Ever felt that you have too many cables in your home and don’t know which one leads where? Welcome to my world! Here’s my recipe to how to make the situation easier.
It all starts with a sticky tape.
Now comes the pen.
Let’s cut the tape with scissors.
At this point you should remove the protective foil from the back of the tape to expose the glue and shape a loop.
As a final move, pull the cable through the loop and push the tape against the cable to make it stick.
When doing all the above properly, you’ll get a of sight that makes the pants of any nerd wet.
Pingback: Hackaday Links: April 25, 2011 - Hack a Day
Pingback: Hackaday Links: April 25, 2011 « Black Hat Security
I used to be a central office installer.
may I suggest a 2 line label .
Top line is where it came from
bottom line where it is plugged in.
Just like labeling main frame
blocks and relay racks.
The label would be the opposite
on the other end.
I’ve been doing this too using some tape that is made of paper and allows writing with almost anything on it. You can find the tape in shops that sell paints for walls, it’s used to cover up sensitive ares.
I’d recommend using electrical insulation tape instead of painting masking tape as masking tape tends to leave a horrible sticky residue after a bit.
Kevin: It depends on the exact kind of tape but electrical insulation tape might be better. I’m not sure about whether it’s feasible to write on its surface, though.
Laci: I use a Sharpie – type permanent marker. A normal pen definitely doesn’t work. Electrical tape is also quite tear-resistant (within reason :-) ) Any kind of tape is pretty much better than nothing, though, so go with whatever works for you.

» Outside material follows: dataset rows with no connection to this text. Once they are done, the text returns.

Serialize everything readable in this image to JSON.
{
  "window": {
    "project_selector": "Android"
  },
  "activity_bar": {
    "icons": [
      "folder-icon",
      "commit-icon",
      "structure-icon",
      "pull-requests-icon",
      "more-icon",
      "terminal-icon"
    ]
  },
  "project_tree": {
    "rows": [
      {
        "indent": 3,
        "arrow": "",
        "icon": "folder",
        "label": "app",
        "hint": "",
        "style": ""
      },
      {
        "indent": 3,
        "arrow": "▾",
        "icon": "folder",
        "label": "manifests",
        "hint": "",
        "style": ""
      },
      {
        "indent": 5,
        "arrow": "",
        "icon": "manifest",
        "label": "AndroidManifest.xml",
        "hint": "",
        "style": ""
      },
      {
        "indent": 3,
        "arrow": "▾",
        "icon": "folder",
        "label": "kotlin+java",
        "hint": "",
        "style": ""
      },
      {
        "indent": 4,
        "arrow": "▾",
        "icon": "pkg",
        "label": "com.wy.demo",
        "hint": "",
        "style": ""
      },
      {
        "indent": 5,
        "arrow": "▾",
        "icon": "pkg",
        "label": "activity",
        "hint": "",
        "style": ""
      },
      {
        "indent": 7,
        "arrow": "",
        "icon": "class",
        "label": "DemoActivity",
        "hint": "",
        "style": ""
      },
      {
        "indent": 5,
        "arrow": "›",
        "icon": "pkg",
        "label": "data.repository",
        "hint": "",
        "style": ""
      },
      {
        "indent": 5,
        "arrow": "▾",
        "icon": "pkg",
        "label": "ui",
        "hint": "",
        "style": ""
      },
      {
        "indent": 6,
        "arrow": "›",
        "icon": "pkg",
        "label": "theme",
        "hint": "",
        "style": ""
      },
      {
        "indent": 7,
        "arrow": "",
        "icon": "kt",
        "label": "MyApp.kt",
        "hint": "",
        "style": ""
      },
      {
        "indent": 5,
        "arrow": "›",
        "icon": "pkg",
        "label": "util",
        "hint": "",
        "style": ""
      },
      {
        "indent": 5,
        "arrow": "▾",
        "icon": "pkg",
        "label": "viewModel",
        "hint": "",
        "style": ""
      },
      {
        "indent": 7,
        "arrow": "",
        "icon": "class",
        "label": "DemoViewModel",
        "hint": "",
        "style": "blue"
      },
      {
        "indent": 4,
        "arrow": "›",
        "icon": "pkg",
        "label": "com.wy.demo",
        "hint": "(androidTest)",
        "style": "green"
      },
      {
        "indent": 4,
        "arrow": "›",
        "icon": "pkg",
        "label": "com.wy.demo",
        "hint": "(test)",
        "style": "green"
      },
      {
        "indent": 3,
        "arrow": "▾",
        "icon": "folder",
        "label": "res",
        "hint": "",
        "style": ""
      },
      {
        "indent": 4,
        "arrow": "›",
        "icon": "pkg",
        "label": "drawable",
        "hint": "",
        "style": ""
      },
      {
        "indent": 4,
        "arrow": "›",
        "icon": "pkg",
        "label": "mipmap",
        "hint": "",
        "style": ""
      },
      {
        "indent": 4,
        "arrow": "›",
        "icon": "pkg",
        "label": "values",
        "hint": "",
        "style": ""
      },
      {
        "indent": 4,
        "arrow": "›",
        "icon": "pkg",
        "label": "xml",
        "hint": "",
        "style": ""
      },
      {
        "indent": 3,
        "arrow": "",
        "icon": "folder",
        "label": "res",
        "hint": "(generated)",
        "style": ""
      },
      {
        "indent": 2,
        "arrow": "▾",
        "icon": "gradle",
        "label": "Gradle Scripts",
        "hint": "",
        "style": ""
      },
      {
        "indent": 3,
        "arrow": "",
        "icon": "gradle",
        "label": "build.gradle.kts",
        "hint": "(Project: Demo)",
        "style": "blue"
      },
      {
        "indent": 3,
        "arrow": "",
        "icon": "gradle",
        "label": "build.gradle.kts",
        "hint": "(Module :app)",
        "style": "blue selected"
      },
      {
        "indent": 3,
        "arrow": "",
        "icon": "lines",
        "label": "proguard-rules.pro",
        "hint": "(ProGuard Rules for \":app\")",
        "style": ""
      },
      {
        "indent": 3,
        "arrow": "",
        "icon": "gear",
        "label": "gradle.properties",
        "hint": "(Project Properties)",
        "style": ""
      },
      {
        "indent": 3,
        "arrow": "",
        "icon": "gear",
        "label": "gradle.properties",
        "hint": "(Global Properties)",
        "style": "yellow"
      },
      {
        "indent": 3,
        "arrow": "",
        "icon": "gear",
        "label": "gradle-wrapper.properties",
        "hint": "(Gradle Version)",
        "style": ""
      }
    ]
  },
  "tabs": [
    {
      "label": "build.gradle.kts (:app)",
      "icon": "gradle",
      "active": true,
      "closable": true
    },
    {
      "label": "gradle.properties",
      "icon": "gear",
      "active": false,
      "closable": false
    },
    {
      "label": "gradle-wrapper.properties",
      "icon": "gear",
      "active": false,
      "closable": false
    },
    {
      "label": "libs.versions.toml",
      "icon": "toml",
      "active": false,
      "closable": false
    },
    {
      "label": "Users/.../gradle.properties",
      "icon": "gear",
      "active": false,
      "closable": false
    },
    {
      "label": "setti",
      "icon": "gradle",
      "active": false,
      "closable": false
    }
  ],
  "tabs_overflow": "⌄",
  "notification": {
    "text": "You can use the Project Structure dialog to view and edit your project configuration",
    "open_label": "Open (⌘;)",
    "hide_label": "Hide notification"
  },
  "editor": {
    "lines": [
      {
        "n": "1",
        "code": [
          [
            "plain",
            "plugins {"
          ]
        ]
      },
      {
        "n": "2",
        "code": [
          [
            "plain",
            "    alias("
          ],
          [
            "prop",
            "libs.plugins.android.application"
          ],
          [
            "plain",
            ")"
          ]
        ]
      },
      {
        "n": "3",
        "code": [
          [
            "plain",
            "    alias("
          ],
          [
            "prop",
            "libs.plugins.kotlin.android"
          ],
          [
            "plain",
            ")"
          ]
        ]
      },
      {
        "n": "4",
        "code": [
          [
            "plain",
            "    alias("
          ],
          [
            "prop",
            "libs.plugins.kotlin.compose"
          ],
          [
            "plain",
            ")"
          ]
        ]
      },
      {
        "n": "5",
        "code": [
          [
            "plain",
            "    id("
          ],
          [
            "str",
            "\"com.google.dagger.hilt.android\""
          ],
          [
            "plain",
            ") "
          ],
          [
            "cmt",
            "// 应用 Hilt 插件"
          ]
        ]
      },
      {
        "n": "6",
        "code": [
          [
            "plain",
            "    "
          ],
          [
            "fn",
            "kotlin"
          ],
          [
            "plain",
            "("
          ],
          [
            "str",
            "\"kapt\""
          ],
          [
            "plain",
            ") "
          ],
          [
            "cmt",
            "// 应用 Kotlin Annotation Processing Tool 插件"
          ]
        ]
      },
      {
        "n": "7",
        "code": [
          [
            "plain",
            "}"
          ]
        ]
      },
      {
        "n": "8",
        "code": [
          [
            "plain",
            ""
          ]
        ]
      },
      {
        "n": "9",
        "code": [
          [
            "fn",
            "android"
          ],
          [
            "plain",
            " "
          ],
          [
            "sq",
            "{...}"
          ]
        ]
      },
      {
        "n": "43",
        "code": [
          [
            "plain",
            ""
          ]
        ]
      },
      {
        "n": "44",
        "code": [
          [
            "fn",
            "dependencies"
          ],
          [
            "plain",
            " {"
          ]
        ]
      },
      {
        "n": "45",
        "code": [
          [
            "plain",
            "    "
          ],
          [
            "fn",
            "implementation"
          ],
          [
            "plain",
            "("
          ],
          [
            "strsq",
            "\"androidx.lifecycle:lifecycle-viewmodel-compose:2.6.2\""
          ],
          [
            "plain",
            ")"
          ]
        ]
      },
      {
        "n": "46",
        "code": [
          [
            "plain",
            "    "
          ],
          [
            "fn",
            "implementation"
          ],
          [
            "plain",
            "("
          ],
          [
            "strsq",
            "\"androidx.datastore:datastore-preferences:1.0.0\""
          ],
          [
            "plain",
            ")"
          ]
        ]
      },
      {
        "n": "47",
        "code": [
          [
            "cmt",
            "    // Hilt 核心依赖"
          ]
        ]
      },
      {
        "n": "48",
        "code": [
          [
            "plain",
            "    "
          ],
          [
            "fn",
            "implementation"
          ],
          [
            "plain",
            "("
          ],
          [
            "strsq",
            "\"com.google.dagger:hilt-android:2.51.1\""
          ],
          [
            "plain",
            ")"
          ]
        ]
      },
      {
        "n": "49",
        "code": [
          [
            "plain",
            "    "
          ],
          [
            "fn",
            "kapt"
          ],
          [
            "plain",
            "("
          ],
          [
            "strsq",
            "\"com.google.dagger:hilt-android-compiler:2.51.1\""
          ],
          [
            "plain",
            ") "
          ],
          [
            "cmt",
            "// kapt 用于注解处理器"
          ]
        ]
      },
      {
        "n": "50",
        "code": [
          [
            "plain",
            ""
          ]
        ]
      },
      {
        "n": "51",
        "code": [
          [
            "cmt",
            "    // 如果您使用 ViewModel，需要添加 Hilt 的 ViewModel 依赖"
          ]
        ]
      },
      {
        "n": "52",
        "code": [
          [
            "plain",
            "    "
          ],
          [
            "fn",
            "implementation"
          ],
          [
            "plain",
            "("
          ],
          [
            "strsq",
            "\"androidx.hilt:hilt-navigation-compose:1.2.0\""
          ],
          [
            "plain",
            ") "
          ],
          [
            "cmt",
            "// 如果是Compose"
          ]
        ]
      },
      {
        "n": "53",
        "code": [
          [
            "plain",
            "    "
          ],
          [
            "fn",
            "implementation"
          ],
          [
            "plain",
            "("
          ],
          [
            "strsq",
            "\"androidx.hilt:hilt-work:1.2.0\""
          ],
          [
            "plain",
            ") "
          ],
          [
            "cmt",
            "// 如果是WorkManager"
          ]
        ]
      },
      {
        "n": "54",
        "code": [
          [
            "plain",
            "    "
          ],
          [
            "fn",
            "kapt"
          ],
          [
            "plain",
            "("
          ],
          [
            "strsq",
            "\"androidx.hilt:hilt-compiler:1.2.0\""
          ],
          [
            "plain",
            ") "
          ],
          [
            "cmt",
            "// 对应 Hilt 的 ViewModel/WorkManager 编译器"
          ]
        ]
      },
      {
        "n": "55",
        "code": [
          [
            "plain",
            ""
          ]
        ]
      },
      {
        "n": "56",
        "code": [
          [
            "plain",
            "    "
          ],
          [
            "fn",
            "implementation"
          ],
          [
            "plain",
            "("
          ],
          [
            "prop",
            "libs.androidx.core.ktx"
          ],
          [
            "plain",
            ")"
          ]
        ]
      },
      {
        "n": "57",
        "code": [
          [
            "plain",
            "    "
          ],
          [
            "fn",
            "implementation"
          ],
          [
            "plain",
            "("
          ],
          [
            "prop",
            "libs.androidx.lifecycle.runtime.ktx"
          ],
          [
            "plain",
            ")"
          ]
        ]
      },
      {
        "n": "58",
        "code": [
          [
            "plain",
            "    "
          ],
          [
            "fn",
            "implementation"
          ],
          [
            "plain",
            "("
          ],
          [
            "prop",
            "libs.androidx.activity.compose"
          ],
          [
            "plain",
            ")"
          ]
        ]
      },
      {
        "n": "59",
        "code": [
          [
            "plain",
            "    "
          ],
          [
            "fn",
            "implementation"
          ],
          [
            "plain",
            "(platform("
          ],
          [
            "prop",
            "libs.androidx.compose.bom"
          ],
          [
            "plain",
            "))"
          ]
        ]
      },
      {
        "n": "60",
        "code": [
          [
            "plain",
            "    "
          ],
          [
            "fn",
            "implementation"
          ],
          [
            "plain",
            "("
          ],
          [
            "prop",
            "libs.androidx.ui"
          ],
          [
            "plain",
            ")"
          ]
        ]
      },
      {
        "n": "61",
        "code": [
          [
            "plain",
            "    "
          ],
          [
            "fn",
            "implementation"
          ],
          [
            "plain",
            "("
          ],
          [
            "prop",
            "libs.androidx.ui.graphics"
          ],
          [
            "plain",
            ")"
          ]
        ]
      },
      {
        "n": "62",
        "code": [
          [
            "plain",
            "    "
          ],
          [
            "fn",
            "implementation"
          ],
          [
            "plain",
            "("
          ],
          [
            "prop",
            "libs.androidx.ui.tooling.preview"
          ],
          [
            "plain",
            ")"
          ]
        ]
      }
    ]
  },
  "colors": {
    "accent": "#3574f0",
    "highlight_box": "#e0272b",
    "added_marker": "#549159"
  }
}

I write on electrical tape all day, just need a sharpie.
Thanks for the tip, guys. I might give the electrical tape and sharpie combo a try eventually.
Don’t do this if the cable will be near a hot exhaust. Eventually the sticky bit will melt and fall off just leaving a sticky mess behind. I’d recommend just writing on the cable with a permanent pen.
James: The glue can be cleaned up fairly easily using some alcohol. Writing on the cable itself is an interesting idea but if the host on the other end gets replaced then it’s not that practical.
I’ve done this before, but found the adhesive tape can be a sticky mess. They pick up dust and cat hair. The shift over time, and they are messy to remove–leaving sticky gunk on the cable.
My solution was to use strips of heavy paper (3×5 card stock) and a simple staple. To remove, you just tear the old label off, and staple on a new one.
Pingback: Hackaday Links: April 25, 2011 - machine quotidienne
While any sticker will eventually fail and leave some goo behind there are some made specifically to last longer in hot or cold datacomm environments. Google ZT-LSL-77-602 to see an example of a nice label that has a white area to write on (also laser printable) and also a clear area. You wrap the white part around the cable and then keep wrapping the clear part over that. The writing is protected. You don’t get a nice flap sticking up to read but the thing will last a long time. Every time I’ve used something else; label makers, tape, address labels, etc. they have come off quickly.
If you look around there are several brands and they come in many shapes sizes and colors. I think they come in both rolls and 8.5×11 sheets for laser printing but you can use a pen on them.
Scott: Very good stuff! Wire marker seems to be a more general term for this.
You can buy nylon tie wraps with tags that are sharpie friendly. That is what I do. Snap off the tag if you don’t need it but it is faster and cleaner than the tape solutions. Cheap too. Mouser and Digikey got ’em.
Dave: Links, please!
At a previous job we did up serialized labels for ethernet and other cables in our comms and server rooms. If one end said 8002, and you could find the other end that said 8002, you knew it was the same cable. We wrapped it around the cable though, so they could be pulled out of looms easily.
At one point we used actual names, but then we had to relabel if we reused the cables. This way doesn’t add much of a pain, and saves the time in relabeling.
theducks: Yeah, but you wanna have to maintain a lookup table when using this method. It seems a good solution for larger installations, though.
This is yet another interesting solution: http://dangerousprototypes.com/2011/04/27/bus-pirate-breadboard-probe-cable/